'Fingerprints on society'
Sometime they'll come back and see the fruits of their labor and, "They'll see their fingerprints on society."
For the science fair, the students could do projects by themselves or with friends.
Young Zachary Laumann wrote to Director of Operations Jeremiah Johnson saying in part: "Do you know how much paper towel we throw out at Lakeview school? In 36 weeks, 1,512 pounds of paper towel goes in the garbage..." He knows this because he weighed a sample and calculated it out. Zachary suggested to Johnson that hand driers be used instead.
Young Zach was appalled that some student strung out 20 feet of paper towel and just tossed it all into the trash unused.
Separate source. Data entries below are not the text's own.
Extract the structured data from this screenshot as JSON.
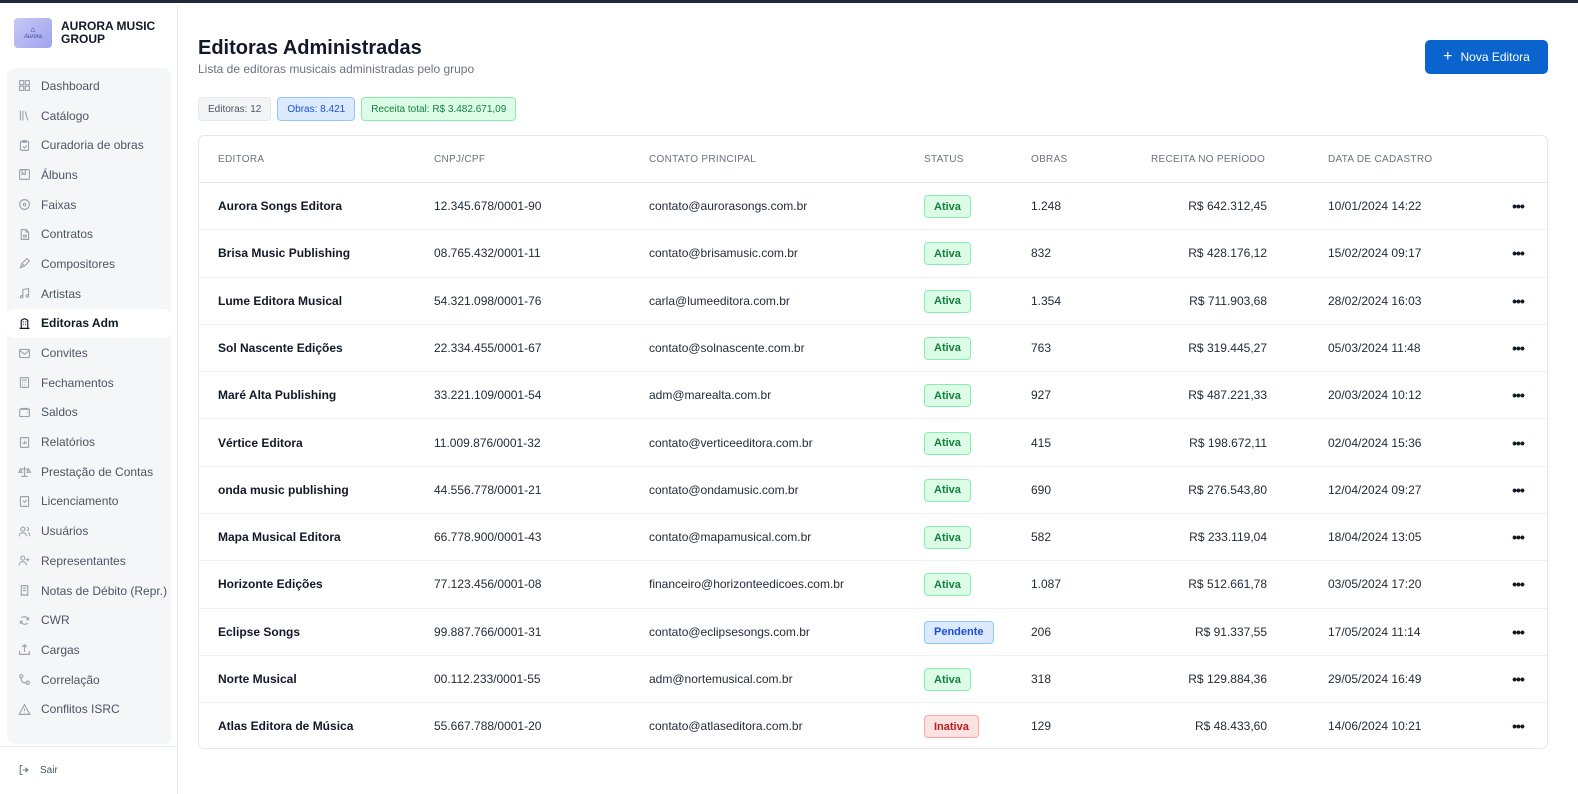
{
  "brand": {
    "name": "AURORA MUSIC GROUP",
    "logo_text": "Aurora"
  },
  "sidebar": {
    "items": [
      {
        "label": "Dashboard",
        "icon": "grid-icon",
        "active": false
      },
      {
        "label": "Catálogo",
        "icon": "library-icon",
        "active": false
      },
      {
        "label": "Curadoria de obras",
        "icon": "clipboard-check-icon",
        "active": false
      },
      {
        "label": "Álbuns",
        "icon": "album-icon",
        "active": false
      },
      {
        "label": "Faixas",
        "icon": "disc-icon",
        "active": false
      },
      {
        "label": "Contratos",
        "icon": "document-icon",
        "active": false
      },
      {
        "label": "Compositores",
        "icon": "pen-tool-icon",
        "active": false
      },
      {
        "label": "Artistas",
        "icon": "music-note-icon",
        "active": false
      },
      {
        "label": "Editoras Adm",
        "icon": "building-icon",
        "active": true
      },
      {
        "label": "Convites",
        "icon": "mail-icon",
        "active": false
      },
      {
        "label": "Fechamentos",
        "icon": "calculator-icon",
        "active": false
      },
      {
        "label": "Saldos",
        "icon": "wallet-icon",
        "active": false
      },
      {
        "label": "Relatórios",
        "icon": "report-icon",
        "active": false
      },
      {
        "label": "Prestação de Contas",
        "icon": "scale-icon",
        "active": false
      },
      {
        "label": "Licenciamento",
        "icon": "license-icon",
        "active": false
      },
      {
        "label": "Usuários",
        "icon": "users-icon",
        "active": false
      },
      {
        "label": "Representantes",
        "icon": "user-plus-icon",
        "active": false
      },
      {
        "label": "Notas de Débito (Repr.)",
        "icon": "receipt-icon",
        "active": false
      },
      {
        "label": "CWR",
        "icon": "refresh-icon",
        "active": false
      },
      {
        "label": "Cargas",
        "icon": "upload-icon",
        "active": false
      },
      {
        "label": "Correlação",
        "icon": "link-icon",
        "active": false
      },
      {
        "label": "Conflitos ISRC",
        "icon": "warning-icon",
        "active": false
      }
    ],
    "logout_label": "Sair"
  },
  "header": {
    "title": "Editoras Administradas",
    "subtitle": "Lista de editoras musicais administradas pelo grupo",
    "new_button_label": "Nova Editora"
  },
  "summary": {
    "editoras": "Editoras: 12",
    "obras": "Obras: 8.421",
    "receita": "Receita total: R$ 3.482.671,09"
  },
  "table": {
    "columns": [
      "EDITORA",
      "CNPJ/CPF",
      "CONTATO PRINCIPAL",
      "STATUS",
      "OBRAS",
      "RECEITA NO PERÍODO",
      "DATA DE CADASTRO"
    ],
    "rows": [
      {
        "editora": "Aurora Songs Editora",
        "cnpj": "12.345.678/0001-90",
        "contato": "contato@aurorasongs.com.br",
        "status": "Ativa",
        "obras": "1.248",
        "receita": "R$ 642.312,45",
        "data": "10/01/2024 14:22"
      },
      {
        "editora": "Brisa Music Publishing",
        "cnpj": "08.765.432/0001-11",
        "contato": "contato@brisamusic.com.br",
        "status": "Ativa",
        "obras": "832",
        "receita": "R$ 428.176,12",
        "data": "15/02/2024 09:17"
      },
      {
        "editora": "Lume Editora Musical",
        "cnpj": "54.321.098/0001-76",
        "contato": "carla@lumeeditora.com.br",
        "status": "Ativa",
        "obras": "1.354",
        "receita": "R$ 711.903,68",
        "data": "28/02/2024 16:03"
      },
      {
        "editora": "Sol Nascente Edições",
        "cnpj": "22.334.455/0001-67",
        "contato": "contato@solnascente.com.br",
        "status": "Ativa",
        "obras": "763",
        "receita": "R$ 319.445,27",
        "data": "05/03/2024 11:48"
      },
      {
        "editora": "Maré Alta Publishing",
        "cnpj": "33.221.109/0001-54",
        "contato": "adm@marealta.com.br",
        "status": "Ativa",
        "obras": "927",
        "receita": "R$ 487.221,33",
        "data": "20/03/2024 10:12"
      },
      {
        "editora": "Vértice Editora",
        "cnpj": "11.009.876/0001-32",
        "contato": "contato@verticeeditora.com.br",
        "status": "Ativa",
        "obras": "415",
        "receita": "R$ 198.672,11",
        "data": "02/04/2024 15:36"
      },
      {
        "editora": "onda music publishing",
        "cnpj": "44.556.778/0001-21",
        "contato": "contato@ondamusic.com.br",
        "status": "Ativa",
        "obras": "690",
        "receita": "R$ 276.543,80",
        "data": "12/04/2024 09:27"
      },
      {
        "editora": "Mapa Musical Editora",
        "cnpj": "66.778.900/0001-43",
        "contato": "contato@mapamusical.com.br",
        "status": "Ativa",
        "obras": "582",
        "receita": "R$ 233.119,04",
        "data": "18/04/2024 13:05"
      },
      {
        "editora": "Horizonte Edições",
        "cnpj": "77.123.456/0001-08",
        "contato": "financeiro@horizonteedicoes.com.br",
        "status": "Ativa",
        "obras": "1.087",
        "receita": "R$ 512.661,78",
        "data": "03/05/2024 17:20"
      },
      {
        "editora": "Eclipse Songs",
        "cnpj": "99.887.766/0001-31",
        "contato": "contato@eclipsesongs.com.br",
        "status": "Pendente",
        "obras": "206",
        "receita": "R$ 91.337,55",
        "data": "17/05/2024 11:14"
      },
      {
        "editora": "Norte Musical",
        "cnpj": "00.112.233/0001-55",
        "contato": "adm@nortemusical.com.br",
        "status": "Ativa",
        "obras": "318",
        "receita": "R$ 129.884,36",
        "data": "29/05/2024 16:49"
      },
      {
        "editora": "Atlas Editora de Música",
        "cnpj": "55.667.788/0001-20",
        "contato": "contato@atlaseditora.com.br",
        "status": "Inativa",
        "obras": "129",
        "receita": "R$ 48.433,60",
        "data": "14/06/2024 10:21"
      }
    ],
    "row_action_icon": "more-horizontal-icon"
  },
  "colors": {
    "primary": "#0b63ce",
    "active_green": "#15803d",
    "pending_blue": "#1d4ed8",
    "inactive_red": "#b91c1c"
  }
}
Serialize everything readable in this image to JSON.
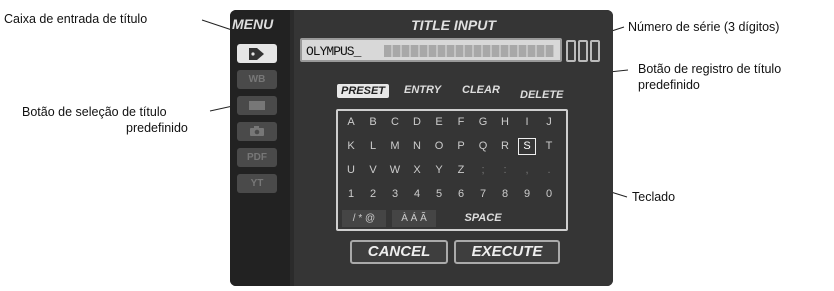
{
  "callouts": {
    "title_box": "Caixa de entrada de título",
    "serial": "Número de série (3 dígitos)",
    "preset_register_1": "Botão de registro de título",
    "preset_register_2": "predefinido",
    "preset_select_1": "Botão de seleção de título",
    "preset_select_2": "predefinido",
    "keyboard": "Teclado"
  },
  "sidebar": {
    "menu_label": "MENU",
    "items": [
      {
        "icon": "tag-icon",
        "label": ""
      },
      {
        "icon": "wb-icon",
        "label": "WB"
      },
      {
        "icon": "folder-icon",
        "label": ""
      },
      {
        "icon": "camera-icon",
        "label": ""
      },
      {
        "icon": "pdf-icon",
        "label": "PDF"
      },
      {
        "icon": "tools-icon",
        "label": "YT"
      }
    ]
  },
  "panel": {
    "title": "TITLE INPUT",
    "title_value": "OLYMPUS_",
    "function_buttons": {
      "preset": "PRESET",
      "entry": "ENTRY",
      "clear": "CLEAR",
      "delete": "DELETE"
    },
    "keyboard": {
      "rows": [
        [
          "A",
          "B",
          "C",
          "D",
          "E",
          "F",
          "G",
          "H",
          "I",
          "J"
        ],
        [
          "K",
          "L",
          "M",
          "N",
          "O",
          "P",
          "Q",
          "R",
          "S",
          "T"
        ],
        [
          "U",
          "V",
          "W",
          "X",
          "Y",
          "Z",
          ";",
          ":",
          ",",
          "."
        ],
        [
          "1",
          "2",
          "3",
          "4",
          "5",
          "6",
          "7",
          "8",
          "9",
          "0"
        ]
      ],
      "symbols_key": "/ * @",
      "accents_key": "À Á Ã",
      "space_key": "SPACE",
      "selected_key": "S"
    },
    "bottom_buttons": {
      "cancel": "CANCEL",
      "execute": "EXECUTE"
    }
  }
}
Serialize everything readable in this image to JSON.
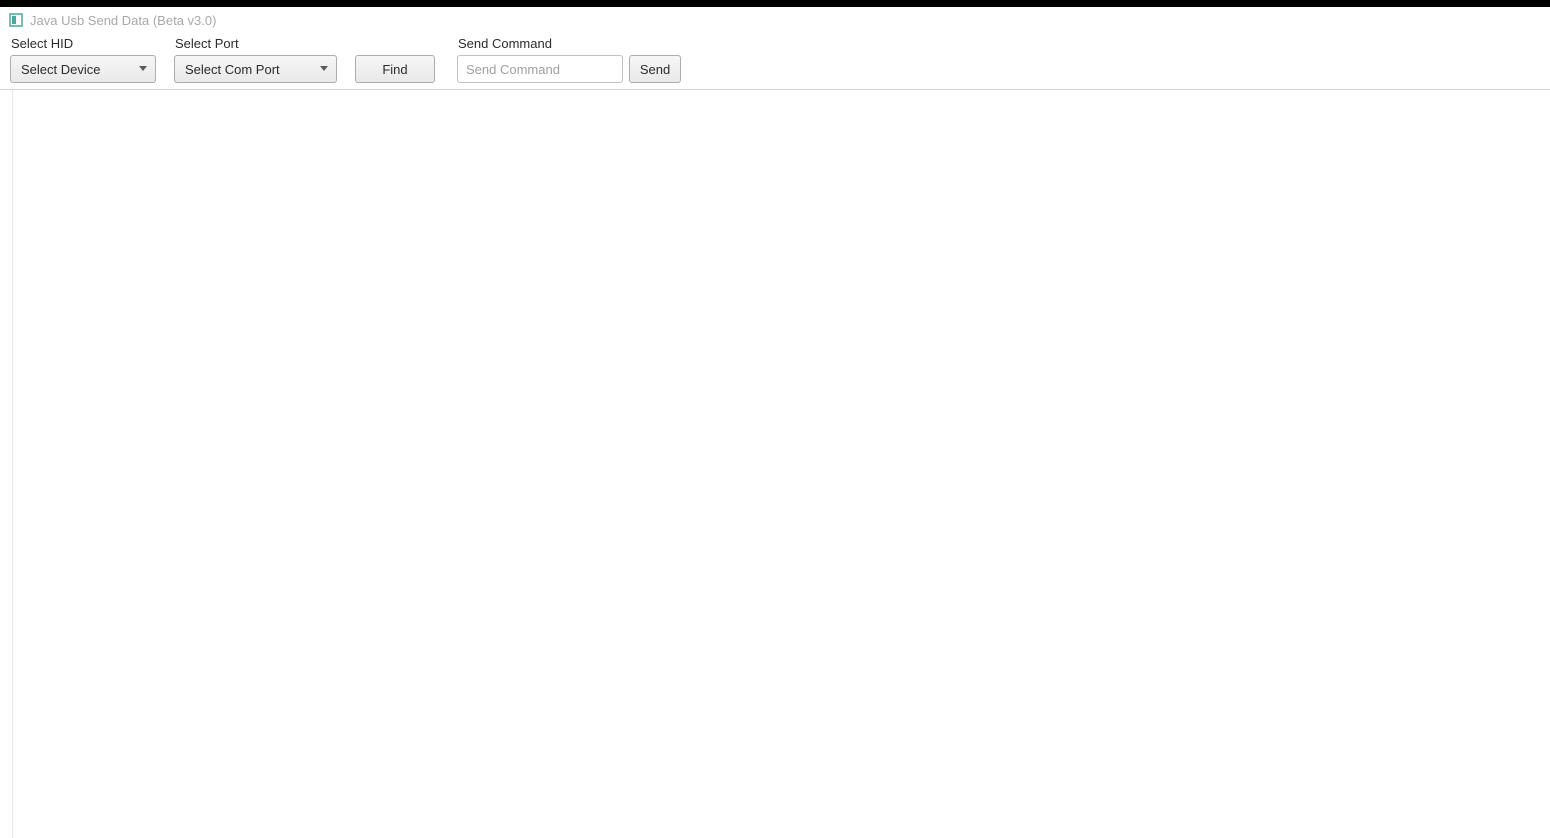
{
  "window": {
    "title": "Java Usb Send Data (Beta v3.0)"
  },
  "toolbar": {
    "hid": {
      "label": "Select HID",
      "selected": "Select Device"
    },
    "port": {
      "label": "Select Port",
      "selected": "Select Com Port"
    },
    "find_label": "Find",
    "command": {
      "label": "Send Command",
      "placeholder": "Send Command",
      "value": ""
    },
    "send_label": "Send"
  }
}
The principal happily remembers what happened next.
"He said we're going to put signs in the bathroom not to waste paper towels," she said. "It's great they can see how they can have an impact."
T's to bags
Two little girls decided they could have an impact by figuring out how old T-shirts could be transformed into grocery bags, to cut down on the use of plastic bags.
When Olivia Perez and Riley Krupa cut the arms off and widened the necks of old T-shirts, the result was a halter top-type design that made perfect handles. Then they frayed and closed the bottoms of the T-shirts and decorated them. All was done without sewing a single stitch, Goldberg said.
Hunting for a problem to solve, young Jillian Kneisler looked around her and saw unwelcome algae floating on a lake near her home. She dived into algae exploration, coming up with an essay all about algae problems and what to do about them.
It reads in part: "After reading my essay, I hope you know how bad our algae problem is getting, since the algae blooms keep growing. I also hope you want to do something about it, like not use so much fertilizer. If we stop causing algae to grow, you will not only save our lake, we will save animals' lives." She goes on to give three tips on how to combat algae in lakes, concluding with: "I am going to talk to my friends and family and tell them to stop adding too much fertilizer to their lawn and I hope you do too."
Chalk it up
The energetic, hopeful thrust of the Change the World science fair is in the same vein as the school's how I want to change the world chalk board where the kids are invited to write down their thoughts on that.
A fourth-grader wrote that she wants to be police officer to make the world safer. The mission of a third-grader is to keep animals safe by keeping the environment clean.
Another student wrote: "I want to be a teacher but I want to teach children whose parents don't have a lot of money so they can get a good education."
A budding environmentalist in the second grade wrote, "I want to clean up after everybody."